The other seminar was a different kettle of fish, chaired by the AgriScot's retiring chairman, Andrew Moir, with Andrew McCornick, NFUS president and CabSec Fergus Ewing going head-to-head. It was the first time I had heard both speakers – and first impressions were favourable.

Andrew Mccornick is probably the right man in the right place at this time, when so much is at stake with our divorce from the EU. I have no doubt he says things as he sees them, which will, coming as he does from the Newton Stewart area, be with no frills!

Fergus Ewing has a hard act to follow on from Richard Lochhead, whom I still believe has been the best farm minister we have ever had. As a professional politician, Fergus might have said all the right things that the packed house wanted to hear, but would say I would much prefer him fighting our corner than Westminster's Michael Gove, who does nothing to inspire! Fergus is a lawyer from the rough and tumble of Glasgow, and seems to be acclimatising into this farming role.

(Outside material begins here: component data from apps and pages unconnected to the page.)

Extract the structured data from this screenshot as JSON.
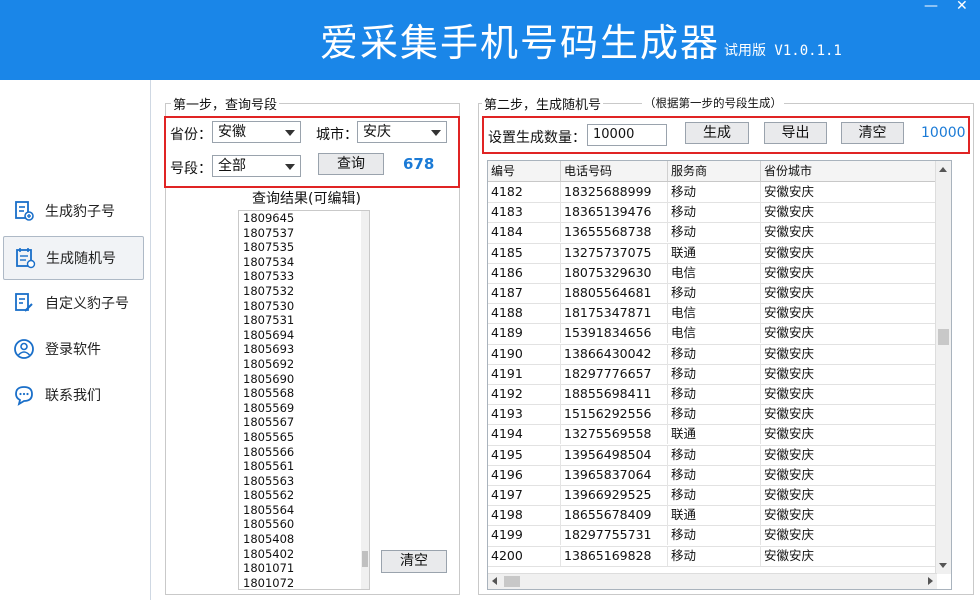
{
  "header": {
    "title": "爱采集手机号码生成器",
    "version": "试用版 V1.0.1.1",
    "minimize": "—",
    "close": "✕"
  },
  "sidebar": {
    "items": [
      {
        "label": "生成豹子号",
        "icon": "document-generate-icon"
      },
      {
        "label": "生成随机号",
        "icon": "calendar-list-icon",
        "active": true
      },
      {
        "label": "自定义豹子号",
        "icon": "edit-document-icon"
      },
      {
        "label": "登录软件",
        "icon": "user-icon"
      },
      {
        "label": "联系我们",
        "icon": "chat-bubble-icon"
      }
    ]
  },
  "step1": {
    "title": "第一步，查询号段",
    "province_label": "省份：",
    "province_value": "安徽",
    "city_label": "城市：",
    "city_value": "安庆",
    "segment_label": "号段：",
    "segment_value": "全部",
    "query_button": "查询",
    "count": "678",
    "result_title": "查询结果(可编辑)",
    "codes": [
      "1809645",
      "1807537",
      "1807535",
      "1807534",
      "1807533",
      "1807532",
      "1807530",
      "1807531",
      "1805694",
      "1805693",
      "1805692",
      "1805690",
      "1805568",
      "1805569",
      "1805567",
      "1805565",
      "1805566",
      "1805561",
      "1805563",
      "1805562",
      "1805564",
      "1805560",
      "1805408",
      "1805402",
      "1801071",
      "1801072"
    ],
    "clear_button": "清空"
  },
  "step2": {
    "title": "第二步，生成随机号",
    "note": "（根据第一步的号段生成）",
    "quantity_label": "设置生成数量：",
    "quantity_value": "10000",
    "generate_button": "生成",
    "export_button": "导出",
    "clear_button": "清空",
    "count": "10000",
    "columns": [
      "编号",
      "电话号码",
      "服务商",
      "省份城市"
    ],
    "rows": [
      [
        "4182",
        "18325688999",
        "移动",
        "安徽安庆"
      ],
      [
        "4183",
        "18365139476",
        "移动",
        "安徽安庆"
      ],
      [
        "4184",
        "13655568738",
        "移动",
        "安徽安庆"
      ],
      [
        "4185",
        "13275737075",
        "联通",
        "安徽安庆"
      ],
      [
        "4186",
        "18075329630",
        "电信",
        "安徽安庆"
      ],
      [
        "4187",
        "18805564681",
        "移动",
        "安徽安庆"
      ],
      [
        "4188",
        "18175347871",
        "电信",
        "安徽安庆"
      ],
      [
        "4189",
        "15391834656",
        "电信",
        "安徽安庆"
      ],
      [
        "4190",
        "13866430042",
        "移动",
        "安徽安庆"
      ],
      [
        "4191",
        "18297776657",
        "移动",
        "安徽安庆"
      ],
      [
        "4192",
        "18855698411",
        "移动",
        "安徽安庆"
      ],
      [
        "4193",
        "15156292556",
        "移动",
        "安徽安庆"
      ],
      [
        "4194",
        "13275569558",
        "联通",
        "安徽安庆"
      ],
      [
        "4195",
        "13956498504",
        "移动",
        "安徽安庆"
      ],
      [
        "4196",
        "13965837064",
        "移动",
        "安徽安庆"
      ],
      [
        "4197",
        "13966929525",
        "移动",
        "安徽安庆"
      ],
      [
        "4198",
        "18655678409",
        "联通",
        "安徽安庆"
      ],
      [
        "4199",
        "18297755731",
        "移动",
        "安徽安庆"
      ],
      [
        "4200",
        "13865169828",
        "移动",
        "安徽安庆"
      ]
    ]
  },
  "colors": {
    "header_bg": "#1a86e8",
    "highlight_border": "#e02424",
    "count_text": "#1a7ad6"
  }
}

The one clear message that came from both was that we need to get away from the area based support which this column described at the time of it’s introduction, as an utter shambles. Both also seem to have struck up a good rapport, which bodes well for a good working relationship, which is vital for the challenges ahead. I wish them well in saving Scottish farming from the ravages of Westminster and some of the headless chickens in government.

Finally, I had a few days last week in Aberdeenshire, where I was speaking at McIntosh-Donald's awards ceremony, where more than 100 beef finishers enjoyed Alan McNaughton’s hospitality in one of Aberdeen’s top hotels. Some thought-provoking questions were generated from my presentation, especially regarding my thoughts on the EUROP method of grading cattle which this column has said many times, is way past its sell by date!

Unfortunately, by the time you read this article, we beef finishers will be suffering, hopefully, a slight reduction in our cattle killed this week. It appears that the peak for the time being was the last week in November.

I can remind beef finishers that the highest peak was November, 2013, when we hit 420p per kg, which was as a result of the 'horsegate' scandal that began in March. Let’s hope the Christmas fever clears the chills to near empty.

The reality is that I do not believe there is an excess of prime cattle in the pipe-line, so that should mean that any price reduction should be minimal.

If the values that butchers have been prepared to pay at the various events up and down the country are a guide to what quality Scotch beef is worth, then there is plenty of hope for the future.